● **Exercise description**: Lines in the entries below where the word "Charmma" shows up should each be copied.

● **Entries shown**:

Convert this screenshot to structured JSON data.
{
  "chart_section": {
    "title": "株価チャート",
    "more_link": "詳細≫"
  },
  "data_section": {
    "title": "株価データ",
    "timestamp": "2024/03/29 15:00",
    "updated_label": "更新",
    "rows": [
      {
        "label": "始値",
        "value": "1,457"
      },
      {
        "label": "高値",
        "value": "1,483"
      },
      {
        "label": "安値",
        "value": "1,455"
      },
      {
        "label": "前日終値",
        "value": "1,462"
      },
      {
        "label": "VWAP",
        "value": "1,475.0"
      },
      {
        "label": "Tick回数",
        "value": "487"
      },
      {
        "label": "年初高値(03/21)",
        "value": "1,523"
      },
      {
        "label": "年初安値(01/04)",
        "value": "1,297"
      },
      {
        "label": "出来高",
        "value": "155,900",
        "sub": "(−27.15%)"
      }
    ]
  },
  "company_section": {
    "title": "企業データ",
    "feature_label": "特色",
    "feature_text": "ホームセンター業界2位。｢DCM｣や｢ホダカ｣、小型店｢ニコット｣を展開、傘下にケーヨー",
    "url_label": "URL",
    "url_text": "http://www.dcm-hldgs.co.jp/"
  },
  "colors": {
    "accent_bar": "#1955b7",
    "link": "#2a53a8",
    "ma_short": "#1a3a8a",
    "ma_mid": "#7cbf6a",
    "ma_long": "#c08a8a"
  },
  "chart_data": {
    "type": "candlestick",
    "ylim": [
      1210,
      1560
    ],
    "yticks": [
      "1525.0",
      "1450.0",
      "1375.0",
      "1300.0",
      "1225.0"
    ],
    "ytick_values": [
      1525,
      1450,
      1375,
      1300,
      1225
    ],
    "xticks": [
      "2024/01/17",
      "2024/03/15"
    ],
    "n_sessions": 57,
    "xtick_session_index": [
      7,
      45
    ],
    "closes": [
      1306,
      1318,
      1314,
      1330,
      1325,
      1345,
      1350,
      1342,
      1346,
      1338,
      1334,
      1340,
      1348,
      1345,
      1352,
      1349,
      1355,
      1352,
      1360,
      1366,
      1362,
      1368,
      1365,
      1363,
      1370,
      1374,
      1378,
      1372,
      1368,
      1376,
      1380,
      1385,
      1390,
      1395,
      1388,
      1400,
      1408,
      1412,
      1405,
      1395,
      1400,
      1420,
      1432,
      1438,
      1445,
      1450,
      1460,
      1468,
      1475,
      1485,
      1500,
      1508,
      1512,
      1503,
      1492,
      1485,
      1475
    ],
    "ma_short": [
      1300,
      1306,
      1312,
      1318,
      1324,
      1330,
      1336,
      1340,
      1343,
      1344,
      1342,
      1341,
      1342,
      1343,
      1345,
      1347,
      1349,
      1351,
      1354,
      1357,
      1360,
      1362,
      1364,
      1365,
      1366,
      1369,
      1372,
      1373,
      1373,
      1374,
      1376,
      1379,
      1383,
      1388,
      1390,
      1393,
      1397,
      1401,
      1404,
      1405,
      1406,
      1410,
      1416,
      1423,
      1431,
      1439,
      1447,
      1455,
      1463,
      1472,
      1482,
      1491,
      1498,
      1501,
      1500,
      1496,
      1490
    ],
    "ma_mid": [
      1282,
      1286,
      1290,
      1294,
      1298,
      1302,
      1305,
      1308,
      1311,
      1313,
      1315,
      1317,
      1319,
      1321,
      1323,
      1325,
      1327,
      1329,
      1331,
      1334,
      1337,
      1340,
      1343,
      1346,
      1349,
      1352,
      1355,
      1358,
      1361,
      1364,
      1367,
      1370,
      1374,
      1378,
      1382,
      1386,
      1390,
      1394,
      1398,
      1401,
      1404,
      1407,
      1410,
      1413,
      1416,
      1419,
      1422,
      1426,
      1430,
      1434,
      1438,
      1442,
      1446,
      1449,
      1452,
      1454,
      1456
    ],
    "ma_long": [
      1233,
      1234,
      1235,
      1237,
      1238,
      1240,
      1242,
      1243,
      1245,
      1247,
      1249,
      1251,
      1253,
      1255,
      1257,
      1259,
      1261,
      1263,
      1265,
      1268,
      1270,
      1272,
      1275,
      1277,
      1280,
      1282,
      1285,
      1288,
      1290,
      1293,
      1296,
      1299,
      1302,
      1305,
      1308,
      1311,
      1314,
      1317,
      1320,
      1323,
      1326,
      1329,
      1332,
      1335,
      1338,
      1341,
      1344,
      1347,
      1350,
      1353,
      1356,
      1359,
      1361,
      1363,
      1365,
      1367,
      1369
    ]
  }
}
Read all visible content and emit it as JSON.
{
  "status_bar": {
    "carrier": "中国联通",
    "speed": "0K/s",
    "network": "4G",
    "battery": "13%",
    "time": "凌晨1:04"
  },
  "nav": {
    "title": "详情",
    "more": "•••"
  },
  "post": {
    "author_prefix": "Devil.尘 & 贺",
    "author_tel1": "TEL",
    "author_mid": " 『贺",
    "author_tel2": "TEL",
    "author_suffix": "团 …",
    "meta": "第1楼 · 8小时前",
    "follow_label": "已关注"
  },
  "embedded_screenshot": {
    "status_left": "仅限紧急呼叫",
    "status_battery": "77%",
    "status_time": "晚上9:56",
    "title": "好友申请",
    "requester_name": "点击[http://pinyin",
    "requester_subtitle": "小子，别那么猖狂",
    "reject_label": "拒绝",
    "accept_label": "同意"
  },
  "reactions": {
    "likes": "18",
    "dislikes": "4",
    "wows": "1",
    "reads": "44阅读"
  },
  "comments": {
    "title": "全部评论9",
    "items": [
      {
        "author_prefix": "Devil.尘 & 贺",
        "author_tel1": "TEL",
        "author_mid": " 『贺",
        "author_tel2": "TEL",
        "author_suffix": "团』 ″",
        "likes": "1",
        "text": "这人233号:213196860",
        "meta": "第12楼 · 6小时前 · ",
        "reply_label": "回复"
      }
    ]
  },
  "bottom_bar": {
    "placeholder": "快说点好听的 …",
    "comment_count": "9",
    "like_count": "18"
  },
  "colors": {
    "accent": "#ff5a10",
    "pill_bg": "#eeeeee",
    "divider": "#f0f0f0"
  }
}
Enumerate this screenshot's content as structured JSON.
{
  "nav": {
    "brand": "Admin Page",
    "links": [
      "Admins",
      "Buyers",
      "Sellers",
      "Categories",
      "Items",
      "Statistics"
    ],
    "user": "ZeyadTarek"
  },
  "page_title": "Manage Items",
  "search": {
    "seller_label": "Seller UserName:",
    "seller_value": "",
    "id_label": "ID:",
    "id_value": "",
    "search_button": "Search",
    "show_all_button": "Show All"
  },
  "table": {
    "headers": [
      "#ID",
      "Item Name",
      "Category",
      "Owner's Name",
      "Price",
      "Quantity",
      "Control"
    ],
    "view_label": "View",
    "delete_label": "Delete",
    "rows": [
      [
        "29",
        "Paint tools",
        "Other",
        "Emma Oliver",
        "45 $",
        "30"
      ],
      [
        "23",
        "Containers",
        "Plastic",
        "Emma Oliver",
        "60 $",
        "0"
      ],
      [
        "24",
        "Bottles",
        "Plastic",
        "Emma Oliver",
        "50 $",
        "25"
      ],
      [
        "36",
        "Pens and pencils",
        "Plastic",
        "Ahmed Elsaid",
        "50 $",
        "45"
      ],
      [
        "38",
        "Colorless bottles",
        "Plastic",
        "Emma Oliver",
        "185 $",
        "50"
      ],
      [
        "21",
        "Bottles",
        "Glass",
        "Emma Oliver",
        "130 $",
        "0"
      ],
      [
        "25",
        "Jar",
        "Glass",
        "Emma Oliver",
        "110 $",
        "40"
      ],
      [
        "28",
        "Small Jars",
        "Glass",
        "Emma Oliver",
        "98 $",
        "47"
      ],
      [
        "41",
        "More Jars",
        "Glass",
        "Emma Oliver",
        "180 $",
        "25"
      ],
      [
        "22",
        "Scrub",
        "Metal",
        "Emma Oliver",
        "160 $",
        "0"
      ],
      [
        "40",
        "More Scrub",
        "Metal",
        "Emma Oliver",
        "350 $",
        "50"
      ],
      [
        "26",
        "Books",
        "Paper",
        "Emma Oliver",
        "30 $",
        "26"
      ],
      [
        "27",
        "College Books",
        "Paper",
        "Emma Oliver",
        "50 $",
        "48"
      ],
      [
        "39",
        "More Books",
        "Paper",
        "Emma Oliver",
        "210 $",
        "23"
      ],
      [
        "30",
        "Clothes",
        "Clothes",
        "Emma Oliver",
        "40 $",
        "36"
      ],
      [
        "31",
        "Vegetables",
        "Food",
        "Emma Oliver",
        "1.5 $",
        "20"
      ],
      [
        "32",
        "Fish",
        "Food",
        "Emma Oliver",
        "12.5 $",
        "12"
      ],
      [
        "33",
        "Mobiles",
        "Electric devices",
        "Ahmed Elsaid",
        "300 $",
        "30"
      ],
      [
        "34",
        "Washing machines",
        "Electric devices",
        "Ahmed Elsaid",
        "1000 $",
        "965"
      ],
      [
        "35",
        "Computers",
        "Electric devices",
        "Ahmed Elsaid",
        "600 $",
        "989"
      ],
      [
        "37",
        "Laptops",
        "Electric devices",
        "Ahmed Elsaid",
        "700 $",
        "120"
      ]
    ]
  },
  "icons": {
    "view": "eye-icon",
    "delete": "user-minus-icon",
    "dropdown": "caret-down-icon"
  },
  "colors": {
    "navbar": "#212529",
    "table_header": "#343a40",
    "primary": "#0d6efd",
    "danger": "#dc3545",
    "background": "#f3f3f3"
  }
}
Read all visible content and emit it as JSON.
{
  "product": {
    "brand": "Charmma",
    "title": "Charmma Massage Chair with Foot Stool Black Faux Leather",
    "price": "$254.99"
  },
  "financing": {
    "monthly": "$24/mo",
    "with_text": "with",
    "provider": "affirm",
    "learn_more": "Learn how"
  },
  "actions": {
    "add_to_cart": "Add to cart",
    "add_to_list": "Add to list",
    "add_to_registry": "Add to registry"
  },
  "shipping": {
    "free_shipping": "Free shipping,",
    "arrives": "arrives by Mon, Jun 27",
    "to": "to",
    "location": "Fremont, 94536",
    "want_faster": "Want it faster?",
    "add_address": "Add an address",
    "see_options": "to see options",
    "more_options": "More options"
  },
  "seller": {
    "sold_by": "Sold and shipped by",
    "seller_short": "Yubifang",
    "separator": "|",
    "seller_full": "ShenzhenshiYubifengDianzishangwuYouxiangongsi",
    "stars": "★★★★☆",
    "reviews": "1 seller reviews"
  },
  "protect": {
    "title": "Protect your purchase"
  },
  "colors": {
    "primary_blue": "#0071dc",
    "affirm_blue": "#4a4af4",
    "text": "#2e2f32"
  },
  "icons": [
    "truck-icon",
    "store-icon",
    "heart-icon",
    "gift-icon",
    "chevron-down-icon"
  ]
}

● **Answer to the exercise**:
    "brand": "Charmma",
    "title": "Charmma Massage Chair with Foot Stool Black Faux Leather",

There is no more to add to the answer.